Steven Hellerstedt | 04/06/2004
(2 out of 5 stars)
"These are okay detective movies, but it's really not The Shadow.
Lamont Cranston has been turned into Lamont Granston and he's an ordinary joe who's a crime reporter. That's as exciting as it gets. There's nothing in these movies that has anything to do with The Shadow so you've been warned.
You might want to save your money since these two "Shadow" movies aren't what they claim to be. The Shadow serial and the Alec Baldwin movie are the way to go for fans of The Shadow. The Invisible Avenger isn't as close to the mark as the serial and Baldwin film, but it's worth a look too."
FOR SHADOW FANS - A MUST OWN
Craig H. Cosgray | DALLAS, TEXAS USA | 02/11/2005
(5 out of 5 stars)
"As others have stated the two films do not much follow the "Pulp" magazine story line. However the two films are pretty keen movies along the line of The Thin Man, Mr. Wong, Charlie Chan...etc. So if you like those you will like these. Any avid collector of Shadow memorabilia should have these historic films. Grand National Pictures was bought by Astor Pictures in NYC... they went broke and the original prints were actually thrown into the East River by the company warehousing them... for non-payment of rent. We found these two "lost" prints rotting in a collector's house... We spent a fortune to clean and restore them to the best possible condition... we did 4 digital sound passes, sound sync, color corrections, wet-gate, DVNR, and encoded twice. So while not perfect... we guarantee they are the finest on the market... Who knows where the Shadow lurks? ... MARENGO FILMS"
Not your father's Shadow
Steven Hellerstedt | 09/16/2004
(3 out of 5 stars)
"SHADOW STRIKES (1937) - ** stars. A millionaire is murdered and relatives and an underworld goon or two circle in for the spoils. In this one the Shadow is a lawyer/amateur criminologist, appears in a strange cape/hat/cowl outfit in the denouement scene and has his shadow thrown provocatively against a couple of walls, but that's about it.
INTERNATIONAL CRIME (1938) - *** stars. A wealthy businessman is the murder victim in this one. Lamont Cranston (the Shadow) is an amateur criminologist/newspaper columnist/radio announcer. The beautiful Astrid Allwyn co-stars in this one as an eager beaver aspiring newspaper woman. Directed by veteran Charles LaMont, who would go on to direct a number of Abbott & Costello and Ma & Pa Kettle movies. The mood is definitely lighter in this superior movie.
Rod LaRocque plays Lamont Cranston in these two early Shadow films. Most of the juicy aspects of the radio character are absent here. No clouding men's minds. No bitter fruits borne by the weeds of crime. No invisibility. No distorted voice and manic cackle. No real reason to go out of your way to see them, either.

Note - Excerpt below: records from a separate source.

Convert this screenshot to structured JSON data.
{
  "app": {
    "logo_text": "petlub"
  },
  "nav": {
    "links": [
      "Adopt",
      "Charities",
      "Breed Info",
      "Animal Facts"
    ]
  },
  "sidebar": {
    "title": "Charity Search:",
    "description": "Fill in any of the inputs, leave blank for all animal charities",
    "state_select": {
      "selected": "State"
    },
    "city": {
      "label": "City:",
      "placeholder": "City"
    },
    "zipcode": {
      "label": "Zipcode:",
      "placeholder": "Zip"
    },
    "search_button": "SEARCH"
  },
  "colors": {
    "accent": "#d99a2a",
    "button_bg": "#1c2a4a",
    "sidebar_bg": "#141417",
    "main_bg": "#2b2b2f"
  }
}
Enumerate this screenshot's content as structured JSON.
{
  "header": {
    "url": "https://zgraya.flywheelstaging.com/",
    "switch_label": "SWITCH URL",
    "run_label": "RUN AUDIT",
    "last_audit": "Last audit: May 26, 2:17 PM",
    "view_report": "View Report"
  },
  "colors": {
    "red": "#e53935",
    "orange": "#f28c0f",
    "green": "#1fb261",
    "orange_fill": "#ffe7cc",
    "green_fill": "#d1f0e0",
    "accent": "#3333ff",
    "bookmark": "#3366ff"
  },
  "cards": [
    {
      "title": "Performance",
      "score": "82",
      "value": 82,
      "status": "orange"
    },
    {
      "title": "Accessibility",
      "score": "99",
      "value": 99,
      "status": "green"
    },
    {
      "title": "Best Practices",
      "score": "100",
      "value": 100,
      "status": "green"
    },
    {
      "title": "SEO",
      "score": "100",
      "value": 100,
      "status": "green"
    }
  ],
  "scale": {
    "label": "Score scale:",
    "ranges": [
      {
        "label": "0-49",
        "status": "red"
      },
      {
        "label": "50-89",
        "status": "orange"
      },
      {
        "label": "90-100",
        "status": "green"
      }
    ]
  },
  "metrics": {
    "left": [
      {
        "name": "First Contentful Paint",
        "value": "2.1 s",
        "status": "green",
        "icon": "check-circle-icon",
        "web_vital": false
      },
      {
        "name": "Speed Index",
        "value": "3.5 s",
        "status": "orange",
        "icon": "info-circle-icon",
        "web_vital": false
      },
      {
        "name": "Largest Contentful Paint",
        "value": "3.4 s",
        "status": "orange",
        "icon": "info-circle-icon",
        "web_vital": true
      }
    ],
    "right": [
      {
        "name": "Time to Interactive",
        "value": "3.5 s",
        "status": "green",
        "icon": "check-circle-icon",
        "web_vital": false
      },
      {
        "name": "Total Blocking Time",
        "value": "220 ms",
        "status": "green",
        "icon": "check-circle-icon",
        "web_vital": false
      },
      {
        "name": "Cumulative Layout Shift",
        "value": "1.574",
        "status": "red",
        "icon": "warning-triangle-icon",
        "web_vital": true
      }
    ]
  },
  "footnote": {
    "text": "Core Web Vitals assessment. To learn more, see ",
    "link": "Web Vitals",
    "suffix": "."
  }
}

Good B-Movie Mystery
(4 out of 5 stars)
"Whether or not you prefer The Shadow of radio or the pulps, this is not the invisible crimefighter or the black-clad crime-buster. Rod La Rocque plays a more mild-mannered, Clark Kent-style of alter ego to The Shadow. The Shadow (in disguise) only makes two brief appearances in the first film, THE SHADOW STRIKES (1937).
INTERNATIONAL CRIME (1938) is better than the first. Rod reprises his role as Lamont Cranston, only this time he is both a radio announcer and a one-man detective agency. Astrid Allwyn plays the ditzy Phoebe Lane. There is also appearances from Commissioner Weston (portrayed as an old grouch) and cabbi, Moe Shrevnitz.
I recommend this double feature (which is brilliantly restored, by the way) DVD to any lovers of mysteries, old films, B-Movies, or those of you will take a chance on seeing The Shadow's first two movie appearances."